Every entry below is to be retyped exactly as it stands.

DATA:
******
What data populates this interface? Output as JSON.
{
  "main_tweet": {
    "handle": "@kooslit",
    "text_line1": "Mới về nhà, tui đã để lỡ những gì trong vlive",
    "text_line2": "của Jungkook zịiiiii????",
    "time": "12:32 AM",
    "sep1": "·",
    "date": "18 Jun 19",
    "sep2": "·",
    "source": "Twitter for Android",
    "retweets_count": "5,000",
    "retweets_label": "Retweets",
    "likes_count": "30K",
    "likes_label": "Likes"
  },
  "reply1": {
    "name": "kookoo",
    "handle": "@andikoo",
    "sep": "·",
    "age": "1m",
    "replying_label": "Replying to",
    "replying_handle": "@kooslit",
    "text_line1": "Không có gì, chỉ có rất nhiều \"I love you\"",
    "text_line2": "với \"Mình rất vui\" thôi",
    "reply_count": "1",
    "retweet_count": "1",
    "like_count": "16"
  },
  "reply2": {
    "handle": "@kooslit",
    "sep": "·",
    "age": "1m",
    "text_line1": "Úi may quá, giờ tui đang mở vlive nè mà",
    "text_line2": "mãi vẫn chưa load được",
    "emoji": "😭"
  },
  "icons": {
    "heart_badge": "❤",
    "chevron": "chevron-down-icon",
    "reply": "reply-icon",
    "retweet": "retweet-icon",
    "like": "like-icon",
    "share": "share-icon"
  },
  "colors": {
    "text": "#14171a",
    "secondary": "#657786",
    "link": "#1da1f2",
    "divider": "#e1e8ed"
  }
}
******
YOUR RESPONSE:
What data populates this interface? Output as JSON.
{
  "main_tweet": {
    "handle": "@kooslit",
    "text_line1": "Mới về nhà, tui đã để lỡ những gì trong vlive",
    "text_line2": "của Jungkook zịiiiii????",
    "time": "12:32 AM",
    "sep1": "·",
    "date": "18 Jun 19",
    "sep2": "·",
    "source": "Twitter for Android",
    "retweets_count": "5,000",
    "retweets_label": "Retweets",
    "likes_count": "30K",
    "likes_label": "Likes"
  },
  "reply1": {
    "name": "kookoo",
    "handle": "@andikoo",
    "sep": "·",
    "age": "1m",
    "replying_label": "Replying to",
    "replying_handle": "@kooslit",
    "text_line1": "Không có gì, chỉ có rất nhiều \"I love you\"",
    "text_line2": "với \"Mình rất vui\" thôi",
    "reply_count": "1",
    "retweet_count": "1",
    "like_count": "16"
  },
  "reply2": {
    "handle": "@kooslit",
    "sep": "·",
    "age": "1m",
    "text_line1": "Úi may quá, giờ tui đang mở vlive nè mà",
    "text_line2": "mãi vẫn chưa load được",
    "emoji": "😭"
  },
  "icons": {
    "heart_badge": "❤",
    "chevron": "chevron-down-icon",
    "reply": "reply-icon",
    "retweet": "retweet-icon",
    "like": "like-icon",
    "share": "share-icon"
  },
  "colors": {
    "text": "#14171a",
    "secondary": "#657786",
    "link": "#1da1f2",
    "divider": "#e1e8ed"
  }
}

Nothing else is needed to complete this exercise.